Source records>
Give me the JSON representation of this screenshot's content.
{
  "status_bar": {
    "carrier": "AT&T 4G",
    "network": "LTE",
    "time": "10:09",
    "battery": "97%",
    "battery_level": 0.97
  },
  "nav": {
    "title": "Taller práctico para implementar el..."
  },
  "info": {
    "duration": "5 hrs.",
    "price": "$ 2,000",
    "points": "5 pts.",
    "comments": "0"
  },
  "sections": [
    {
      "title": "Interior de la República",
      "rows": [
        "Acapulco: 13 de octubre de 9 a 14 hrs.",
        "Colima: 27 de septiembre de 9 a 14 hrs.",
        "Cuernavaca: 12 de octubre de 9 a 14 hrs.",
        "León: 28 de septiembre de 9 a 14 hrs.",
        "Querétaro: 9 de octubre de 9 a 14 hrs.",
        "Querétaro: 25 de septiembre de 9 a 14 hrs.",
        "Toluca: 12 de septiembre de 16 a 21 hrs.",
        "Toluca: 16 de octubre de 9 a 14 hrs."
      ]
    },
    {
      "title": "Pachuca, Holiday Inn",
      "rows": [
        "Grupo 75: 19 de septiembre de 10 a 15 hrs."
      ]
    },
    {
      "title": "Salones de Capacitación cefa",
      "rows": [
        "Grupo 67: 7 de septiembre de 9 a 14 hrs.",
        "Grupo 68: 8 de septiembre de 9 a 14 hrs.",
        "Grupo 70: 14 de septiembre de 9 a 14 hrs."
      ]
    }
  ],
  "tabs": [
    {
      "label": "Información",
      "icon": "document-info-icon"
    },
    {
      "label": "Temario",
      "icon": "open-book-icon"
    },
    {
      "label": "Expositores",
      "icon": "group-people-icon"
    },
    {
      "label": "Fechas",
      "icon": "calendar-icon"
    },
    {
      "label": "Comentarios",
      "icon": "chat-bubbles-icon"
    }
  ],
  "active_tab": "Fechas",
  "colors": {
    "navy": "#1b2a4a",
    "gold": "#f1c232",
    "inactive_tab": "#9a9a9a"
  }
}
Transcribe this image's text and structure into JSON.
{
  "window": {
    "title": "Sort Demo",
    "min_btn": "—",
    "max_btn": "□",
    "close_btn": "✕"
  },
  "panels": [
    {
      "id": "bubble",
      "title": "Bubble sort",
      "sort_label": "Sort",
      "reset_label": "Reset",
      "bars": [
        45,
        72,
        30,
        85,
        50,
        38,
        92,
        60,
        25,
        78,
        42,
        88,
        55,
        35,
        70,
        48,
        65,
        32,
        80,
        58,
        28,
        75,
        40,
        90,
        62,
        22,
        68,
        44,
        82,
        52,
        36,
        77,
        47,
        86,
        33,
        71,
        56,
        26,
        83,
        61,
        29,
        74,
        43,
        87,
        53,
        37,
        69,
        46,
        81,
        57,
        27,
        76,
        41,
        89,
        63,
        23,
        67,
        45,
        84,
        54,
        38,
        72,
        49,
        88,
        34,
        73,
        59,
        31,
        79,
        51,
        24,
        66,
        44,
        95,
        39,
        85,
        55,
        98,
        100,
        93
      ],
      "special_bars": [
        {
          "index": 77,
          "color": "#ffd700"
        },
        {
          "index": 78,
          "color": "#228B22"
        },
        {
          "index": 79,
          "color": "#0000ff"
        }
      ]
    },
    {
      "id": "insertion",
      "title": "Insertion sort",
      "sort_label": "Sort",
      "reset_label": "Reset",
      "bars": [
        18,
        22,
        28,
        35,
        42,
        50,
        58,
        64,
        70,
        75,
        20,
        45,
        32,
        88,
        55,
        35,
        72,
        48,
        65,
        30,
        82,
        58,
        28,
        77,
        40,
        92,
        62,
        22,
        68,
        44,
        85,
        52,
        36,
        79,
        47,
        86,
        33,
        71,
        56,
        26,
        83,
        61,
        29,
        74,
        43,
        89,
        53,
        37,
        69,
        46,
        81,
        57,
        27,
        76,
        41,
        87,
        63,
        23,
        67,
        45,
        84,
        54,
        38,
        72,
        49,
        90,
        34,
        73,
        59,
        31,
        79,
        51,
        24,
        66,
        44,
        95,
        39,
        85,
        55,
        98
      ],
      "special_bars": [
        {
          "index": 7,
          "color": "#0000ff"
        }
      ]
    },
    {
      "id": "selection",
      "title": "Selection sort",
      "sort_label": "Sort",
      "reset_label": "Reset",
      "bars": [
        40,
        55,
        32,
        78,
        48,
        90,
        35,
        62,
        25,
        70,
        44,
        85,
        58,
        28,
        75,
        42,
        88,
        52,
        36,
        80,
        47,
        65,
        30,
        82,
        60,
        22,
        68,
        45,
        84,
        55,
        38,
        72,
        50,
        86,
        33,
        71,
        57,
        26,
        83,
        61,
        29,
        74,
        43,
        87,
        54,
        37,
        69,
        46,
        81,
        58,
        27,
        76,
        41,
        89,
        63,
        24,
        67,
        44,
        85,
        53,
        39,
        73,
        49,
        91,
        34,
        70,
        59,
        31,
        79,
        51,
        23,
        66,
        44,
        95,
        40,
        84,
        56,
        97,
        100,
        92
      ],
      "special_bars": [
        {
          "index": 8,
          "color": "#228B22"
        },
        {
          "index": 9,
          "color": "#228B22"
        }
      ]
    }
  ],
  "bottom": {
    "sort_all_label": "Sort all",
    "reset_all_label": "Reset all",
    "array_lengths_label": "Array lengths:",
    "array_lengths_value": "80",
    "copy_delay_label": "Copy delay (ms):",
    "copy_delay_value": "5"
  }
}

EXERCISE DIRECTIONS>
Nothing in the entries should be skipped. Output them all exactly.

RESPONSE TO THIS EXERCISE>
Give me the JSON representation of this screenshot's content.
{
  "status_bar": {
    "carrier": "AT&T 4G",
    "network": "LTE",
    "time": "10:09",
    "battery": "97%",
    "battery_level": 0.97
  },
  "nav": {
    "title": "Taller práctico para implementar el..."
  },
  "info": {
    "duration": "5 hrs.",
    "price": "$ 2,000",
    "points": "5 pts.",
    "comments": "0"
  },
  "sections": [
    {
      "title": "Interior de la República",
      "rows": [
        "Acapulco: 13 de octubre de 9 a 14 hrs.",
        "Colima: 27 de septiembre de 9 a 14 hrs.",
        "Cuernavaca: 12 de octubre de 9 a 14 hrs.",
        "León: 28 de septiembre de 9 a 14 hrs.",
        "Querétaro: 9 de octubre de 9 a 14 hrs.",
        "Querétaro: 25 de septiembre de 9 a 14 hrs.",
        "Toluca: 12 de septiembre de 16 a 21 hrs.",
        "Toluca: 16 de octubre de 9 a 14 hrs."
      ]
    },
    {
      "title": "Pachuca, Holiday Inn",
      "rows": [
        "Grupo 75: 19 de septiembre de 10 a 15 hrs."
      ]
    },
    {
      "title": "Salones de Capacitación cefa",
      "rows": [
        "Grupo 67: 7 de septiembre de 9 a 14 hrs.",
        "Grupo 68: 8 de septiembre de 9 a 14 hrs.",
        "Grupo 70: 14 de septiembre de 9 a 14 hrs."
      ]
    }
  ],
  "tabs": [
    {
      "label": "Información",
      "icon": "document-info-icon"
    },
    {
      "label": "Temario",
      "icon": "open-book-icon"
    },
    {
      "label": "Expositores",
      "icon": "group-people-icon"
    },
    {
      "label": "Fechas",
      "icon": "calendar-icon"
    },
    {
      "label": "Comentarios",
      "icon": "chat-bubbles-icon"
    }
  ],
  "active_tab": "Fechas",
  "colors": {
    "navy": "#1b2a4a",
    "gold": "#f1c232",
    "inactive_tab": "#9a9a9a"
  }
}
Transcribe this image's text and structure into JSON.
{
  "window": {
    "title": "Sort Demo",
    "min_btn": "—",
    "max_btn": "□",
    "close_btn": "✕"
  },
  "panels": [
    {
      "id": "bubble",
      "title": "Bubble sort",
      "sort_label": "Sort",
      "reset_label": "Reset",
      "bars": [
        45,
        72,
        30,
        85,
        50,
        38,
        92,
        60,
        25,
        78,
        42,
        88,
        55,
        35,
        70,
        48,
        65,
        32,
        80,
        58,
        28,
        75,
        40,
        90,
        62,
        22,
        68,
        44,
        82,
        52,
        36,
        77,
        47,
        86,
        33,
        71,
        56,
        26,
        83,
        61,
        29,
        74,
        43,
        87,
        53,
        37,
        69,
        46,
        81,
        57,
        27,
        76,
        41,
        89,
        63,
        23,
        67,
        45,
        84,
        54,
        38,
        72,
        49,
        88,
        34,
        73,
        59,
        31,
        79,
        51,
        24,
        66,
        44,
        95,
        39,
        85,
        55,
        98,
        100,
        93
      ],
      "special_bars": [
        {
          "index": 77,
          "color": "#ffd700"
        },
        {
          "index": 78,
          "color": "#228B22"
        },
        {
          "index": 79,
          "color": "#0000ff"
        }
      ]
    },
    {
      "id": "insertion",
      "title": "Insertion sort",
      "sort_label": "Sort",
      "reset_label": "Reset",
      "bars": [
        18,
        22,
        28,
        35,
        42,
        50,
        58,
        64,
        70,
        75,
        20,
        45,
        32,
        88,
        55,
        35,
        72,
        48,
        65,
        30,
        82,
        58,
        28,
        77,
        40,
        92,
        62,
        22,
        68,
        44,
        85,
        52,
        36,
        79,
        47,
        86,
        33,
        71,
        56,
        26,
        83,
        61,
        29,
        74,
        43,
        89,
        53,
        37,
        69,
        46,
        81,
        57,
        27,
        76,
        41,
        87,
        63,
        23,
        67,
        45,
        84,
        54,
        38,
        72,
        49,
        90,
        34,
        73,
        59,
        31,
        79,
        51,
        24,
        66,
        44,
        95,
        39,
        85,
        55,
        98
      ],
      "special_bars": [
        {
          "index": 7,
          "color": "#0000ff"
        }
      ]
    },
    {
      "id": "selection",
      "title": "Selection sort",
      "sort_label": "Sort",
      "reset_label": "Reset",
      "bars": [
        40,
        55,
        32,
        78,
        48,
        90,
        35,
        62,
        25,
        70,
        44,
        85,
        58,
        28,
        75,
        42,
        88,
        52,
        36,
        80,
        47,
        65,
        30,
        82,
        60,
        22,
        68,
        45,
        84,
        55,
        38,
        72,
        50,
        86,
        33,
        71,
        57,
        26,
        83,
        61,
        29,
        74,
        43,
        87,
        54,
        37,
        69,
        46,
        81,
        58,
        27,
        76,
        41,
        89,
        63,
        24,
        67,
        44,
        85,
        53,
        39,
        73,
        49,
        91,
        34,
        70,
        59,
        31,
        79,
        51,
        23,
        66,
        44,
        95,
        40,
        84,
        56,
        97,
        100,
        92
      ],
      "special_bars": [
        {
          "index": 8,
          "color": "#228B22"
        },
        {
          "index": 9,
          "color": "#228B22"
        }
      ]
    }
  ],
  "bottom": {
    "sort_all_label": "Sort all",
    "reset_all_label": "Reset all",
    "array_lengths_label": "Array lengths:",
    "array_lengths_value": "80",
    "copy_delay_label": "Copy delay (ms):",
    "copy_delay_value": "5"
  }
}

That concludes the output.